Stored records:

'''

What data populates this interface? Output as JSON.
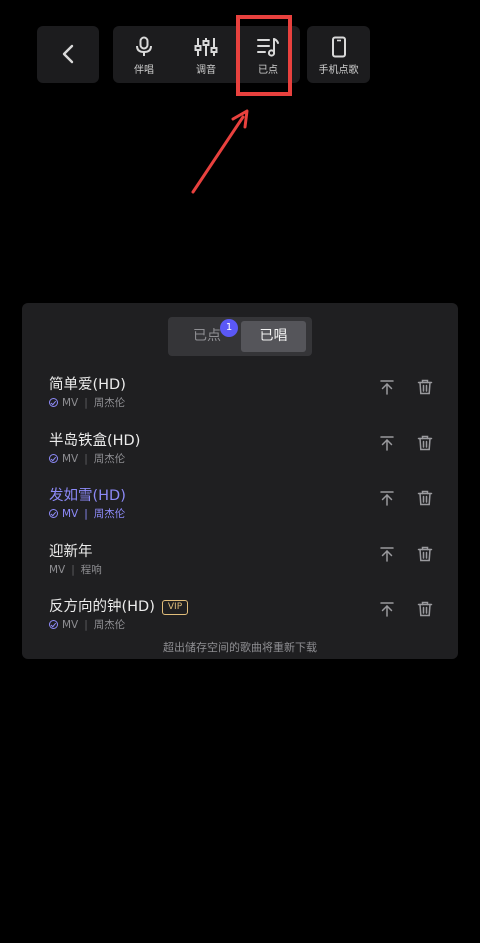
{
  "toolbar": {
    "items": [
      {
        "label": "伴唱",
        "icon": "microphone-icon"
      },
      {
        "label": "调音",
        "icon": "sliders-icon"
      },
      {
        "label": "已点",
        "icon": "playlist-music-icon"
      },
      {
        "label": "手机点歌",
        "icon": "phone-icon"
      }
    ],
    "back_icon": "chevron-left-icon"
  },
  "annotation": {
    "highlight_color": "#e8413e"
  },
  "panel": {
    "tabs": [
      {
        "label": "已点",
        "badge": "1"
      },
      {
        "label": "已唱",
        "selected": true
      }
    ],
    "songs": [
      {
        "title": "简单爱(HD)",
        "type": "MV",
        "artist": "周杰伦",
        "downloaded": true,
        "vip": "",
        "active": false
      },
      {
        "title": "半岛铁盒(HD)",
        "type": "MV",
        "artist": "周杰伦",
        "downloaded": true,
        "vip": "",
        "active": false
      },
      {
        "title": "发如雪(HD)",
        "type": "MV",
        "artist": "周杰伦",
        "downloaded": true,
        "vip": "",
        "active": true
      },
      {
        "title": "迎新年",
        "type": "MV",
        "artist": "程响",
        "downloaded": false,
        "vip": "",
        "active": false
      },
      {
        "title": "反方向的钟(HD)",
        "type": "MV",
        "artist": "周杰伦",
        "downloaded": true,
        "vip": "VIP",
        "active": false
      }
    ],
    "footer_note": "超出储存空间的歌曲将重新下载",
    "accent_color": "#8d8af8"
  }
}
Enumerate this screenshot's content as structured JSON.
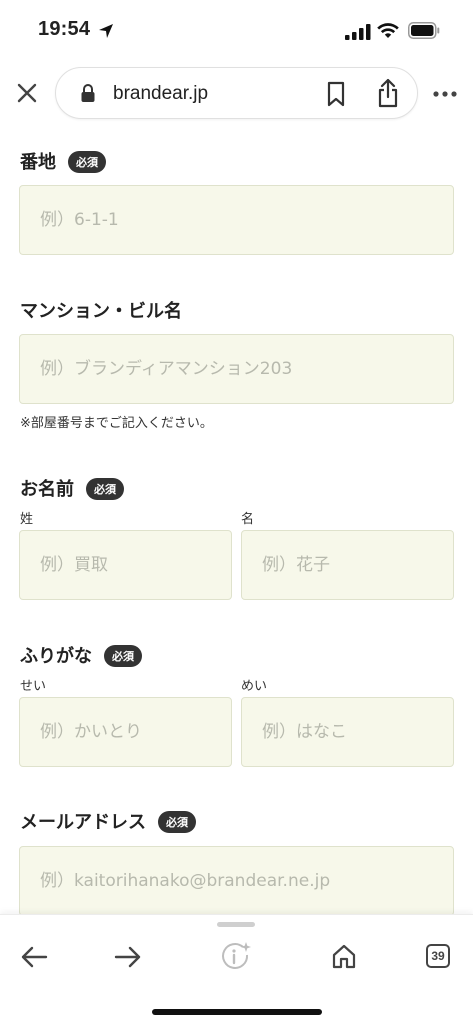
{
  "status_bar": {
    "time": "19:54"
  },
  "browser": {
    "url": "brandear.jp"
  },
  "form": {
    "required_badge": "必須",
    "address": {
      "label": "番地",
      "placeholder": "例）6-1-1"
    },
    "building": {
      "label": "マンション・ビル名",
      "placeholder": "例）ブランディアマンション203",
      "note": "※部屋番号までご記入ください。"
    },
    "name": {
      "label": "お名前",
      "last_label": "姓",
      "last_placeholder": "例）買取",
      "first_label": "名",
      "first_placeholder": "例）花子"
    },
    "furigana": {
      "label": "ふりがな",
      "last_label": "せい",
      "last_placeholder": "例）かいとり",
      "first_label": "めい",
      "first_placeholder": "例）はなこ"
    },
    "email": {
      "label": "メールアドレス",
      "placeholder": "例）kaitorihanako@brandear.ne.jp"
    }
  },
  "toolbar": {
    "tab_count": "39"
  }
}
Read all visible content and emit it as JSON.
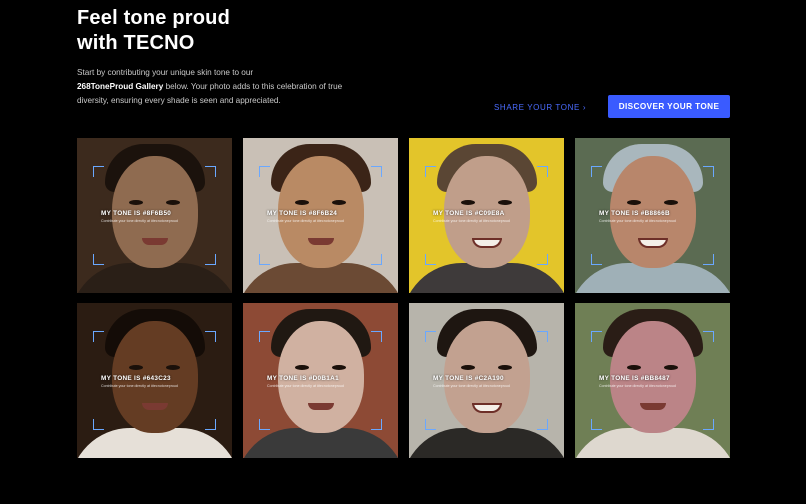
{
  "header": {
    "headline_line1": "Feel tone proud",
    "headline_line2": "with TECNO",
    "intro_before": "Start by contributing your unique skin tone to our",
    "intro_bold": "268ToneProud Gallery",
    "intro_after": "below. Your photo adds to this celebration of true diversity, ensuring every shade is seen and appreciated."
  },
  "actions": {
    "share_label": "SHARE YOUR TONE",
    "share_chevron": "›",
    "discover_label": "DISCOVER YOUR TONE"
  },
  "colors": {
    "background": "#000000",
    "accent": "#3a5bff",
    "link": "#4b6cff",
    "frame_corner": "#6aa8ff"
  },
  "gallery": {
    "cards": [
      {
        "label": "MY TONE IS #8F6B50",
        "caption": "Contribute your tone directly at #tecnotoneproud",
        "bg": "#3c2a1d",
        "skin": "#8f6b50",
        "hair": "#1b120c",
        "clothes": "#2a1f17",
        "smile": false
      },
      {
        "label": "MY TONE IS #8F6B24",
        "caption": "Contribute your tone directly at #tecnotoneproud",
        "bg": "#c9c0b6",
        "skin": "#b98a64",
        "hair": "#3b2417",
        "clothes": "#6b4a34",
        "smile": false
      },
      {
        "label": "MY TONE IS #C09E8A",
        "caption": "Contribute your tone directly at #tecnotoneproud",
        "bg": "#e3c52a",
        "skin": "#c09e8a",
        "hair": "#5a4634",
        "clothes": "#3e3a3a",
        "smile": true
      },
      {
        "label": "MY TONE IS #B8866B",
        "caption": "Contribute your tone directly at #tecnotoneproud",
        "bg": "#5b6b52",
        "skin": "#b8866b",
        "hair": "#a9b7bd",
        "clothes": "#9fb0b7",
        "smile": true
      },
      {
        "label": "MY TONE IS #643C23",
        "caption": "Contribute your tone directly at #tecnotoneproud",
        "bg": "#2b1c12",
        "skin": "#643c23",
        "hair": "#140c07",
        "clothes": "#e6e0d8",
        "smile": false
      },
      {
        "label": "MY TONE IS #D0B1A1",
        "caption": "Contribute your tone directly at #tecnotoneproud",
        "bg": "#8d4a35",
        "skin": "#d0b1a1",
        "hair": "#201812",
        "clothes": "#3a3a3a",
        "smile": false
      },
      {
        "label": "MY TONE IS #C2A190",
        "caption": "Contribute your tone directly at #tecnotoneproud",
        "bg": "#b7b4ab",
        "skin": "#c2a190",
        "hair": "#1e1611",
        "clothes": "#2b2926",
        "smile": true
      },
      {
        "label": "MY TONE IS #BB8487",
        "caption": "Contribute your tone directly at #tecnotoneproud",
        "bg": "#6f7f55",
        "skin": "#bb8487",
        "hair": "#2a1d16",
        "clothes": "#ded8cf",
        "smile": false
      }
    ]
  }
}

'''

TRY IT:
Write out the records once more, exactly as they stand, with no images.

COMPLETED TASK:
What data populates this interface? Output as JSON.
{
  "toolbar": {
    "items": [
      {
        "label": "伴唱",
        "icon": "microphone-icon"
      },
      {
        "label": "调音",
        "icon": "sliders-icon"
      },
      {
        "label": "已点",
        "icon": "playlist-music-icon"
      },
      {
        "label": "手机点歌",
        "icon": "phone-icon"
      }
    ],
    "back_icon": "chevron-left-icon"
  },
  "annotation": {
    "highlight_color": "#e8413e"
  },
  "panel": {
    "tabs": [
      {
        "label": "已点",
        "badge": "1"
      },
      {
        "label": "已唱",
        "selected": true
      }
    ],
    "songs": [
      {
        "title": "简单爱(HD)",
        "type": "MV",
        "artist": "周杰伦",
        "downloaded": true,
        "vip": "",
        "active": false
      },
      {
        "title": "半岛铁盒(HD)",
        "type": "MV",
        "artist": "周杰伦",
        "downloaded": true,
        "vip": "",
        "active": false
      },
      {
        "title": "发如雪(HD)",
        "type": "MV",
        "artist": "周杰伦",
        "downloaded": true,
        "vip": "",
        "active": true
      },
      {
        "title": "迎新年",
        "type": "MV",
        "artist": "程响",
        "downloaded": false,
        "vip": "",
        "active": false
      },
      {
        "title": "反方向的钟(HD)",
        "type": "MV",
        "artist": "周杰伦",
        "downloaded": true,
        "vip": "VIP",
        "active": false
      }
    ],
    "footer_note": "超出储存空间的歌曲将重新下载",
    "accent_color": "#8d8af8"
  }
}
Enumerate this screenshot's content as structured JSON.
{
  "status_bar": {
    "time": "19:54"
  },
  "browser": {
    "url": "brandear.jp"
  },
  "form": {
    "required_badge": "必須",
    "address": {
      "label": "番地",
      "placeholder": "例）6-1-1"
    },
    "building": {
      "label": "マンション・ビル名",
      "placeholder": "例）ブランディアマンション203",
      "note": "※部屋番号までご記入ください。"
    },
    "name": {
      "label": "お名前",
      "last_label": "姓",
      "last_placeholder": "例）買取",
      "first_label": "名",
      "first_placeholder": "例）花子"
    },
    "furigana": {
      "label": "ふりがな",
      "last_label": "せい",
      "last_placeholder": "例）かいとり",
      "first_label": "めい",
      "first_placeholder": "例）はなこ"
    },
    "email": {
      "label": "メールアドレス",
      "placeholder": "例）kaitorihanako@brandear.ne.jp"
    }
  },
  "toolbar": {
    "tab_count": "39"
  }
}
Read all visible content and emit it as JSON.
{
  "header": {
    "headline_line1": "Feel tone proud",
    "headline_line2": "with TECNO",
    "intro_before": "Start by contributing your unique skin tone to our",
    "intro_bold": "268ToneProud Gallery",
    "intro_after": "below. Your photo adds to this celebration of true diversity, ensuring every shade is seen and appreciated."
  },
  "actions": {
    "share_label": "SHARE YOUR TONE",
    "share_chevron": "›",
    "discover_label": "DISCOVER YOUR TONE"
  },
  "colors": {
    "background": "#000000",
    "accent": "#3a5bff",
    "link": "#4b6cff",
    "frame_corner": "#6aa8ff"
  },
  "gallery": {
    "cards": [
      {
        "label": "MY TONE IS #8F6B50",
        "caption": "Contribute your tone directly at #tecnotoneproud",
        "bg": "#3c2a1d",
        "skin": "#8f6b50",
        "hair": "#1b120c",
        "clothes": "#2a1f17",
        "smile": false
      },
      {
        "label": "MY TONE IS #8F6B24",
        "caption": "Contribute your tone directly at #tecnotoneproud",
        "bg": "#c9c0b6",
        "skin": "#b98a64",
        "hair": "#3b2417",
        "clothes": "#6b4a34",
        "smile": false
      },
      {
        "label": "MY TONE IS #C09E8A",
        "caption": "Contribute your tone directly at #tecnotoneproud",
        "bg": "#e3c52a",
        "skin": "#c09e8a",
        "hair": "#5a4634",
        "clothes": "#3e3a3a",
        "smile": true
      },
      {
        "label": "MY TONE IS #B8866B",
        "caption": "Contribute your tone directly at #tecnotoneproud",
        "bg": "#5b6b52",
        "skin": "#b8866b",
        "hair": "#a9b7bd",
        "clothes": "#9fb0b7",
        "smile": true
      },
      {
        "label": "MY TONE IS #643C23",
        "caption": "Contribute your tone directly at #tecnotoneproud",
        "bg": "#2b1c12",
        "skin": "#643c23",
        "hair": "#140c07",
        "clothes": "#e6e0d8",
        "smile": false
      },
      {
        "label": "MY TONE IS #D0B1A1",
        "caption": "Contribute your tone directly at #tecnotoneproud",
        "bg": "#8d4a35",
        "skin": "#d0b1a1",
        "hair": "#201812",
        "clothes": "#3a3a3a",
        "smile": false
      },
      {
        "label": "MY TONE IS #C2A190",
        "caption": "Contribute your tone directly at #tecnotoneproud",
        "bg": "#b7b4ab",
        "skin": "#c2a190",
        "hair": "#1e1611",
        "clothes": "#2b2926",
        "smile": true
      },
      {
        "label": "MY TONE IS #BB8487",
        "caption": "Contribute your tone directly at #tecnotoneproud",
        "bg": "#6f7f55",
        "skin": "#bb8487",
        "hair": "#2a1d16",
        "clothes": "#ded8cf",
        "smile": false
      }
    ]
  }
}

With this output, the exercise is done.